      Yes, I believe “yuujin” is just a more formal, classic term for “friend.” I still hear it used sometimes but more so in literature than conversation.

  12. kluxorious says:

    Nakama is the sort of friends I am after in real life. If you can have that kind of bond with someone not blood related, you know you have done something right in life.

    • Yumeka says:

      Yes, good point, I think it’s better to have a few good nakama than lots of tomodachi (which is what I believe I have in real life XD)

  13. plasma991 says:

    Nice Japanese lesson! I always like your posts on Japanese culture and language. Now I can say I learned something today. ^^

  14. Cytrus says:

    This seems like original research to me… some points are the author’s own interpretation. Oh well.

    仲間 - nakama, under normal circumstances, you would expect the people “do” like each other, though it’s true that a strong sense of unity would be enough to use this word

    友達 < 友人 <  親友 / tomodachi < yuujin < shinyuu Probably the standard order of intimacy. You often only get one shinyuu in your life. Tomodachi is the most standard word, doesn't necessarily mean the bonds are weak, just that there's no need to emphasise how strong they are. Yuujin is, for example, the word Sasaki uses to describe her relationship with Kyon in Suzumiya, making the god-empress very, very worried.

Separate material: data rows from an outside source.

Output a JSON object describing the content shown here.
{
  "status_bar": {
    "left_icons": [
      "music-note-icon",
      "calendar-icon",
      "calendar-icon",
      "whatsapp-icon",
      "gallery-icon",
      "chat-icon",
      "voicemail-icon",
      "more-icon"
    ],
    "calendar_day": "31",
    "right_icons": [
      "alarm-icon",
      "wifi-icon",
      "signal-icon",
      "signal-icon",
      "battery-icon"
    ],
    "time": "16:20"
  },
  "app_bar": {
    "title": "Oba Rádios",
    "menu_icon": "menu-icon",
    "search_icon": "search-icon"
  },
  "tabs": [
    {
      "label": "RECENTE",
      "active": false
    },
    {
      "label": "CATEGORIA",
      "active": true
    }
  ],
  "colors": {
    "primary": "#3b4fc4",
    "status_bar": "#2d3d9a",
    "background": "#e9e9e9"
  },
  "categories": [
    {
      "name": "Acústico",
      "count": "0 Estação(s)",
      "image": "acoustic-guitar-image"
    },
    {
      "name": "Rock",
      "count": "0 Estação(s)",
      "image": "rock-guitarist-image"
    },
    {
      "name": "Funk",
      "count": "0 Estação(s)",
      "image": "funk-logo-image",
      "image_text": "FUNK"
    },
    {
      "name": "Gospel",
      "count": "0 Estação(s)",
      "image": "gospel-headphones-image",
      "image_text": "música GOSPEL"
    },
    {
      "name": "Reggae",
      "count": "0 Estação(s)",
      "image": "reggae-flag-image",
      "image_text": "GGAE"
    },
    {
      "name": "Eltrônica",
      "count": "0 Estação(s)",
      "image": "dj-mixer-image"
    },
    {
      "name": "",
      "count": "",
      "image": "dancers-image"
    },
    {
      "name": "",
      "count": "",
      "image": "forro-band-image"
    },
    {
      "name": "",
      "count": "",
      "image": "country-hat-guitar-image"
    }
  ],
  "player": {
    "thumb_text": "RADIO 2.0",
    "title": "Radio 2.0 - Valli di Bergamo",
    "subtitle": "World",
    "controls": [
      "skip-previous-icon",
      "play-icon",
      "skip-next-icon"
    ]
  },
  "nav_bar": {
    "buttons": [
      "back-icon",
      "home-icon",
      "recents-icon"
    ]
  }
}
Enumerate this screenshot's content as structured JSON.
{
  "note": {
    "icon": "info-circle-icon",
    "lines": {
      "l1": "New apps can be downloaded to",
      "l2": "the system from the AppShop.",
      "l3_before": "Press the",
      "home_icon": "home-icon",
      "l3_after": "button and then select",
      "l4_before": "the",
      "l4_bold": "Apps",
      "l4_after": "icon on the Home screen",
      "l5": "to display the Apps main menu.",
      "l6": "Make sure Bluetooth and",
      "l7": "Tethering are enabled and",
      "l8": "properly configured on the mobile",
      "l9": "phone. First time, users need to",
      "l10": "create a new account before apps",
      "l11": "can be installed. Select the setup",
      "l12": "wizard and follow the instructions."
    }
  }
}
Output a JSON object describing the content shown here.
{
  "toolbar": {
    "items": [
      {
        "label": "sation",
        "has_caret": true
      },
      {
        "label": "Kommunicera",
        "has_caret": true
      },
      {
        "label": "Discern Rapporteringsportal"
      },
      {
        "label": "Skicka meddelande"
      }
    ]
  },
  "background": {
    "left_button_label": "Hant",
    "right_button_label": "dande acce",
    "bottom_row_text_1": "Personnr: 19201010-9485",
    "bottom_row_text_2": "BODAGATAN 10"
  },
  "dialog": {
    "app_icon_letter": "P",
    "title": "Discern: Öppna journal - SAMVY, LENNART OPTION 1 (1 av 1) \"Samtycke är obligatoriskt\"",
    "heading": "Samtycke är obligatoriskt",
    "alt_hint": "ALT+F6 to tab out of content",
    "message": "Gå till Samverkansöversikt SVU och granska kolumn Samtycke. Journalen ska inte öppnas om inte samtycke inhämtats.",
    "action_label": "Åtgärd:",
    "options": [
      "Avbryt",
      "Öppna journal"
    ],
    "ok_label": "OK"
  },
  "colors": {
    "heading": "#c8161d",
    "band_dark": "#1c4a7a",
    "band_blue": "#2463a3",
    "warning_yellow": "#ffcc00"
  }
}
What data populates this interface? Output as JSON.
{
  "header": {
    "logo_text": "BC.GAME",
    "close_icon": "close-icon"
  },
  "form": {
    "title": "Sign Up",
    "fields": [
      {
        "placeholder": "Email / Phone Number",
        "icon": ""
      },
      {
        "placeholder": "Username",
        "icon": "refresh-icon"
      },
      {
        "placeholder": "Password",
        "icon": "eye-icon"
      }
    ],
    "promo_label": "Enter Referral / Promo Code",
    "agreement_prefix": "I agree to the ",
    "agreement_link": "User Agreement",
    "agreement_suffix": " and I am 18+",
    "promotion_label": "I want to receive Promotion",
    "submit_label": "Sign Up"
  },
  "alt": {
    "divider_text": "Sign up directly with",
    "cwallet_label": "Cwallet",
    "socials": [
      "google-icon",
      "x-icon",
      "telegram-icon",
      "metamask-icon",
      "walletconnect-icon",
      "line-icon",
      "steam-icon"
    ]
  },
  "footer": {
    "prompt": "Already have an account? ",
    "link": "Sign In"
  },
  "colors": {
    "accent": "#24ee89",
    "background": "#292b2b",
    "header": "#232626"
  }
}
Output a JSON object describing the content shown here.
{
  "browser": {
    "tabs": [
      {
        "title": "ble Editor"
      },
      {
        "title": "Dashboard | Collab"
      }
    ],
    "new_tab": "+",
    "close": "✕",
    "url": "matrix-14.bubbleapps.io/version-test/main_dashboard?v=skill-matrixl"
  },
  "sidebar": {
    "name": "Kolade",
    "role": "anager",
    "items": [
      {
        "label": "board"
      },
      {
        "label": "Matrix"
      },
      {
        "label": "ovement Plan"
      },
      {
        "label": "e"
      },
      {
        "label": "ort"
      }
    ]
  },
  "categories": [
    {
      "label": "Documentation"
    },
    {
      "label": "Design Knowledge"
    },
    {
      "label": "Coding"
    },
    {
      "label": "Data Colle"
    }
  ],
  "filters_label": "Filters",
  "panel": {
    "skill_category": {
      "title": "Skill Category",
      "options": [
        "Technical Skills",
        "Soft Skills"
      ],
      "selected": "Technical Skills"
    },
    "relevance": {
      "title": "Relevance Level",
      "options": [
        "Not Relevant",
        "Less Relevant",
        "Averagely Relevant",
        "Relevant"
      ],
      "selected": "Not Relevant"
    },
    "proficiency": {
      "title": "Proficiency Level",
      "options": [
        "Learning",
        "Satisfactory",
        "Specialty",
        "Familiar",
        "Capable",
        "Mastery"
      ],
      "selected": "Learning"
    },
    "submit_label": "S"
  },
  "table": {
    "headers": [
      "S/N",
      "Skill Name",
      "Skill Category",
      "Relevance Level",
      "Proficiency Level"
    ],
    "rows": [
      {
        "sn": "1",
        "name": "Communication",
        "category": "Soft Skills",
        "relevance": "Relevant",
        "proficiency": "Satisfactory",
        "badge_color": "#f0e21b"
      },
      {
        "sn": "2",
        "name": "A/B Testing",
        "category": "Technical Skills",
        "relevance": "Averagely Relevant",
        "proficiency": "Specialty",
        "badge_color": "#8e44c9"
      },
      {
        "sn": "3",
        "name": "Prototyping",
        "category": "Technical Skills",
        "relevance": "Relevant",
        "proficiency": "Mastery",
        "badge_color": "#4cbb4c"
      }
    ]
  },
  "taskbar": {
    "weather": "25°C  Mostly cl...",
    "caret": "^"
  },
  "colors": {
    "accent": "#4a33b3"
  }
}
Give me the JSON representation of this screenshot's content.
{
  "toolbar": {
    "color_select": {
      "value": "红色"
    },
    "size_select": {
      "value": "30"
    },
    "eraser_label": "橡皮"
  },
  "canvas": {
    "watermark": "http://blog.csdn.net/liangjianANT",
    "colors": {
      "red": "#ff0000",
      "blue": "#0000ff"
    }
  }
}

    味方 Mikata is the opposite of  敵 teki (enemy) and so it merely means "ally". This can be used to talk about people who you intend to kill five minutes after they've outlived their usefulness… Homura from Madoka calls herself the "ally of reasonable people" using this word… no particular warm feelings in that declaration. Not that you can't have actual good relations with your allies, of course.

    The Japanese also have a whole array of other words meaning "friend" that are more specific and limited in range, like "school friend", "war friend", "childhood friend" etc.

    You could probably write a paper on this subject. The Japanese are too damn nakayoshi.

    • Yumeka says:

      Thanks for expanding on all the terms for “friend”! Very good info.

      I didn’t mention “shinyuu” since I know it’s more of a “best friend” and not a term you’d use for a lot of people. And yeah, the Japanese are very “nakayoshi” XD You can tell what’s important in a culture based on how many words they have for a single concept.

  15. Kal says:

    Thanks for the class Yumeka-Sensei!

    This is very interesting. I knew the Japanese had many words to differentiate relations (like the many honorifics), but this is very interesting. No wonder Japanese is so hard to learn, they have so many words for the same things but with subtle variations. Very good insight though, thanks!

  16. MacGuy says:

    Just would like to make a brief (albeit late) comment on this. I love the philosophical implications of these two types of friendships. Aristotle distinguished between three types of friendship himself – utility, pleasure, and virtue. Utility is a friendship where both parties are benefited in the sense that you scratch their back and they’ll scratch yours. Pleasure is exactly like Todomachi, where you connect with someone because of how happy they make you feel. Virtue, on the other hand, is more like Nakama in the sense that it is not necessarily just about pleasure/utility but primarily about striving toward having a virtuous character. This kind of friendship transcends all as you strive toward the good of the other person and yourself, such that you would even be willing to give your life for that friend. Thank you for bringing this up, I think it’s interesting to think about!

  17. Alpha says:

    very good explanation!
    I always read your blog and it always so refreshing..
    Keep blogging Yumeka-san ^_^

  18. Oh this is great piece of info! Never thought about it before!

  19. Giorno Giovanna says:

    Hey really well put together article! Really enjoyed reading it

Leave a Comment

*